From there we returned to our current abode, took a much needed Western shower, before heading out for a birthday dinner of pizza. Birthdays are pretty low-key on the road, so to crank things up a notch we bought some books at a bookstore before getting on the internet and then retiring to our hotel!
Somewhere in there we also booked a white water rafting trip for this morning, from our next-door “brother” hotel, 20 km for 400 Rs at 10 am, with 2-3 hours in the water on the Shivpuri river. By sheer coincidence it was the final day of the season, the monsoon stops rafting for July and August. That’s how we started today then, looking forward to rafting. At 10 we had to walk over the bridge, and then waited with a hotel employee for a taxi of some sort. It never showed, so eventually we got a motorcycle ride with another guy that showed up. The impressive logistics were still amazing us, when it soon became apparent that we were only going to be rafting 10 km, on the Ganges river. Sweet.
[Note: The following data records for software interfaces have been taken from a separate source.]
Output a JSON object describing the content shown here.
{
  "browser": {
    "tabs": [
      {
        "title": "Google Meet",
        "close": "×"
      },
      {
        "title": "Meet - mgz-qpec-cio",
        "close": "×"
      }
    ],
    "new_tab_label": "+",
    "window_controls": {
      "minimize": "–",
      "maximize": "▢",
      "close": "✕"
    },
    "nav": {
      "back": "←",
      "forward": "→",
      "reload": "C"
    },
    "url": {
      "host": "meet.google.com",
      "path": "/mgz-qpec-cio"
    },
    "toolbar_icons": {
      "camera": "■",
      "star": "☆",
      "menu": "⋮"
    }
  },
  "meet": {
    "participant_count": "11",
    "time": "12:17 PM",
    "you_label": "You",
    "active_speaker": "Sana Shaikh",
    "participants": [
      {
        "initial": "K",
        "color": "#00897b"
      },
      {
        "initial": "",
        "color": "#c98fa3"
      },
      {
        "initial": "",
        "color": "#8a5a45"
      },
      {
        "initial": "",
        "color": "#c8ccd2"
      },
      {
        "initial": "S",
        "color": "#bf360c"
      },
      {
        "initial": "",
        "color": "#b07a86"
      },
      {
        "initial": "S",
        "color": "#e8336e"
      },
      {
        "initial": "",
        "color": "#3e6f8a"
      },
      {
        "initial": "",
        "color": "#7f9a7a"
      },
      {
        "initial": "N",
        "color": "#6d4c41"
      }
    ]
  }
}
Motorcycle man said the boss knew it was only 10 km, and then the rafting crew verified that 20 km wasn’t happening at all right now. Clearly something is better than nothing, but being intentionally misled and lied to is another issue altogether. Sweet.
So we piled on with the Indian family we were sharing the boat with, received our brief safety instructions, and headed out. Rafting itself was pretty fun, but 10 km meant only 2 real sets of rapids, one of which happened right away. Which is what we wanted to avoid with choosing the longer trip, never mind that the ride really only took around 45 minutes. Not much “rafting” really. It was nice to float down the Ganges, which definitely got us soaking wet, though the continual splashing by the Indians, guides and passengers alike, guaranteed that anyway. We declined to swim again, faithless Western heathens that we are!
We returned home and showered, and then the Indian drama began, after waiting for some hours for the boss man to return from the market. He pleaded total innocence, of course, so much yelling and arguing ensued – why is it we whities are assumed to be so stupid? We can manage to get to India somehow, travel around, but we’re supposed to overlook when we’re lied to? His suggestion was giving us 100 Rs (our of 800) back, we wanted 400 – we should pay half since we got half of the promised service. He tried to blame it on the rafting company (like he didn’t know he was selling a nonexistent trip), and plenty of other brilliant rationalizations…
Well, we got 200 back, so 300 each, as in $15 total, isn’t really too bad, but hopefully Lakshmi, the goddess of wealth around here, forsakes his pathetic greedy soul. And we highly encourage no one to ever support Hotel Brijwasi Palace, Swarjashram, Rishikesh. It’s listed in the Lonely Planet, and is apparently not content earning the inevitable torrent of cash that attracts, but is also trying to scam extra rupees.
Time is up, but shouldn’t leave on a bad note – pizza (again) tonight for dinner was great, and Liz gave Anderson the best b-day present ever – no, no, not that… she washed all of his laundry! Wow!
Tomorrow will probably be our last full day here, then going north to Dharmasala.